Task description ->
Please copy out every line of the listing below in which the word "value" appears.

*** Data excerpts Section Begins ***

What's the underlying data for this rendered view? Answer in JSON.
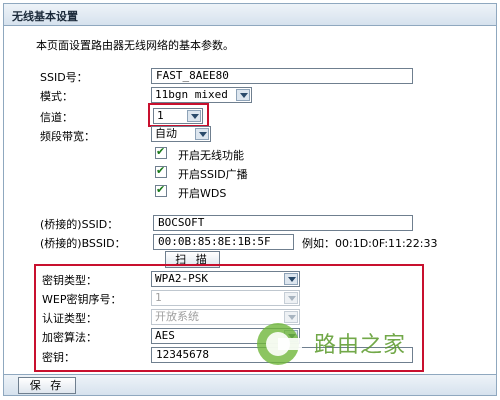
{
  "panel": {
    "title": "无线基本设置",
    "description": "本页面设置路由器无线网络的基本参数。"
  },
  "form": {
    "ssid": {
      "label": "SSID号：",
      "value": "FAST_8AEE80"
    },
    "mode": {
      "label": "模式：",
      "value": "11bgn mixed"
    },
    "channel": {
      "label": "信道：",
      "value": "1"
    },
    "bandwidth": {
      "label": "频段带宽：",
      "value": "自动"
    },
    "checkboxes": [
      {
        "label": "开启无线功能",
        "checked": true
      },
      {
        "label": "开启SSID广播",
        "checked": true
      },
      {
        "label": "开启WDS",
        "checked": true
      }
    ],
    "bridged_ssid": {
      "label": "(桥接的)SSID：",
      "value": "BOCSOFT"
    },
    "bridged_bssid": {
      "label": "(桥接的)BSSID：",
      "value": "00:0B:85:8E:1B:5F",
      "example": "例如：00:1D:0F:11:22:33"
    },
    "scan_button": "扫 描",
    "key_type": {
      "label": "密钥类型：",
      "value": "WPA2-PSK"
    },
    "wep_index": {
      "label": "WEP密钥序号：",
      "value": "1"
    },
    "auth_type": {
      "label": "认证类型：",
      "value": "开放系统"
    },
    "encryption": {
      "label": "加密算法：",
      "value": "AES"
    },
    "key": {
      "label": "密钥：",
      "value": "12345678"
    }
  },
  "footer": {
    "save_button": "保 存"
  },
  "watermark": {
    "text": "路由之家",
    "logo_icon": "router-home-logo"
  },
  "colors": {
    "highlight": "#c8102e",
    "panel_border": "#8fa8bf",
    "check": "#1a7a1a"
  }
}
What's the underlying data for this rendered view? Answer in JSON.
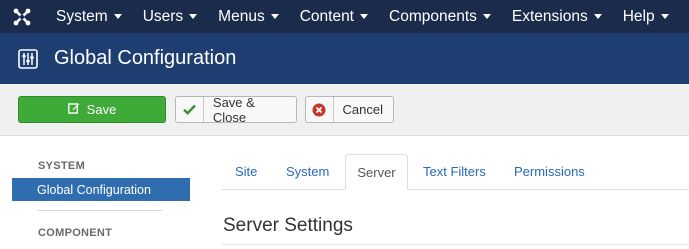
{
  "topnav": {
    "logo_icon": "joomla-logo-icon",
    "items": [
      {
        "label": "System"
      },
      {
        "label": "Users"
      },
      {
        "label": "Menus"
      },
      {
        "label": "Content"
      },
      {
        "label": "Components"
      },
      {
        "label": "Extensions"
      },
      {
        "label": "Help"
      }
    ]
  },
  "header": {
    "icon": "equalizer-icon",
    "title": "Global Configuration"
  },
  "toolbar": {
    "save_label": "Save",
    "save_icon": "edit-icon",
    "save_close_label": "Save & Close",
    "save_close_icon": "checkmark-icon",
    "cancel_label": "Cancel",
    "cancel_icon": "cancel-circle-icon"
  },
  "sidebar": {
    "system_heading": "SYSTEM",
    "active_item": "Global Configuration",
    "component_heading": "COMPONENT"
  },
  "tabs": [
    {
      "label": "Site"
    },
    {
      "label": "System"
    },
    {
      "label": "Server"
    },
    {
      "label": "Text Filters"
    },
    {
      "label": "Permissions"
    }
  ],
  "active_tab": "Server",
  "main": {
    "section_title": "Server Settings"
  },
  "colors": {
    "topnav_bg": "#1a2b4b",
    "header_bg": "#1e3d70",
    "save_green": "#3eaa38",
    "sidebar_active": "#2f6dae",
    "tab_link": "#2a69b8",
    "cancel_red": "#c0392b"
  }
}
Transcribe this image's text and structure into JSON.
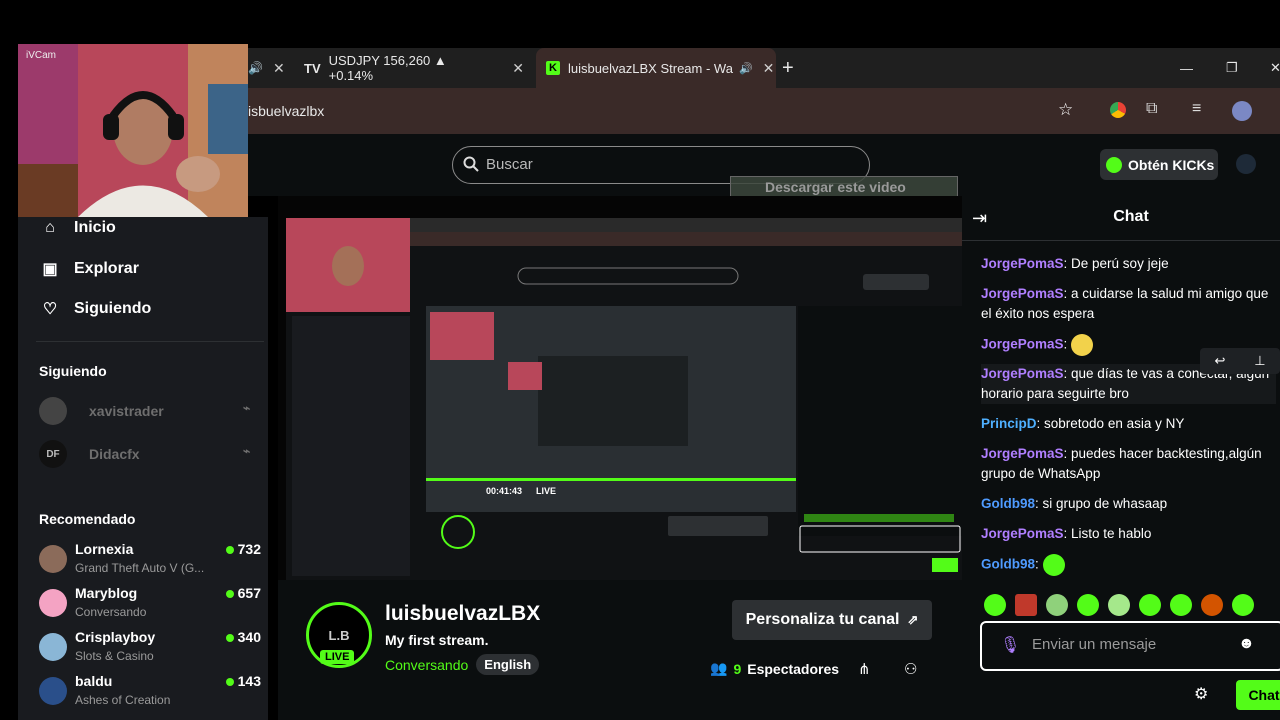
{
  "webcam_label": "iVCam",
  "tabs": [
    {
      "title": "USDJPY 156,260 ▲ +0.14%"
    },
    {
      "title": "luisbuelvazLBX Stream - Wa"
    }
  ],
  "window": {
    "minimize": "—",
    "maximize": "❐",
    "close": "✕"
  },
  "address": {
    "url": "isbuelvazlbx"
  },
  "header": {
    "search_placeholder": "Buscar",
    "get_kicks": "Obtén KICKs",
    "download_overlay": "Descargar este video"
  },
  "sidebar": {
    "nav": [
      {
        "label": "Inicio"
      },
      {
        "label": "Explorar"
      },
      {
        "label": "Siguiendo"
      }
    ],
    "following_title": "Siguiendo",
    "following": [
      {
        "name": "xavistrader",
        "avatar": ""
      },
      {
        "name": "Didacfx",
        "avatar": "DF"
      }
    ],
    "recommended_title": "Recomendado",
    "recommended": [
      {
        "name": "Lornexia",
        "game": "Grand Theft Auto V (G...",
        "viewers": "732",
        "color": "#8b6b5a"
      },
      {
        "name": "Maryblog",
        "game": "Conversando",
        "viewers": "657",
        "color": "#f4a3c3"
      },
      {
        "name": "Crisplayboy",
        "game": "Slots & Casino",
        "viewers": "340",
        "color": "#8ab6d6"
      },
      {
        "name": "baldu",
        "game": "Ashes of Creation",
        "viewers": "143",
        "color": "#2a4f8a"
      }
    ]
  },
  "chat": {
    "title": "Chat",
    "messages": [
      {
        "user": "JorgePomaS",
        "text": ": De perú soy jeje",
        "cls": "u-green"
      },
      {
        "user": "JorgePomaS",
        "text": ": a cuidarse la salud mi amigo que el éxito nos espera",
        "cls": "u-green"
      },
      {
        "user": "JorgePomaS",
        "text": ":",
        "cls": "u-green",
        "emote": "#f2d24b"
      },
      {
        "user": "JorgePomaS",
        "text": ": que días te vas a conectar, algún horario para seguirte bro",
        "cls": "u-green"
      },
      {
        "user": "PrincipD",
        "text": ": sobretodo en asia y NY",
        "cls": "u-cyan"
      },
      {
        "user": "JorgePomaS",
        "text": ": puedes hacer backtesting,algún grupo de WhatsApp",
        "cls": "u-green"
      },
      {
        "user": "Goldb98",
        "text": ": si grupo de whasaap",
        "cls": "u-blue"
      },
      {
        "user": "JorgePomaS",
        "text": ": Listo te hablo",
        "cls": "u-green"
      },
      {
        "user": "Goldb98",
        "text": ":",
        "cls": "u-blue",
        "emote": "#53fc18"
      }
    ],
    "input_placeholder": "Enviar un mensaje",
    "send_label": "Chat"
  },
  "channel": {
    "avatar_text": "L.B",
    "live_badge": "LIVE",
    "name": "luisbuelvazLBX",
    "stream_title": "My first stream.",
    "category": "Conversando",
    "language": "English",
    "customize": "Personaliza tu canal",
    "viewers": "9",
    "viewers_label": "Espectadores"
  },
  "nested": {
    "time": "00:41:43",
    "live": "LIVE"
  },
  "colors": {
    "accent": "#53fc18",
    "bg": "#0b0e0f",
    "sidebar": "#191b1f",
    "address": "#3a2a28"
  }
}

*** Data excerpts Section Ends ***

Task output ->
      "value": "FAST_8AEE80"
      "value": "11bgn mixed"
      "value": "1"
      "value": "自动"
      "value": "BOCSOFT"
      "value": "00:0B:85:8E:1B:5F",
      "value": "WPA2-PSK"
      "value": "1"
      "value": "开放系统"
      "value": "AES"
      "value": "12345678"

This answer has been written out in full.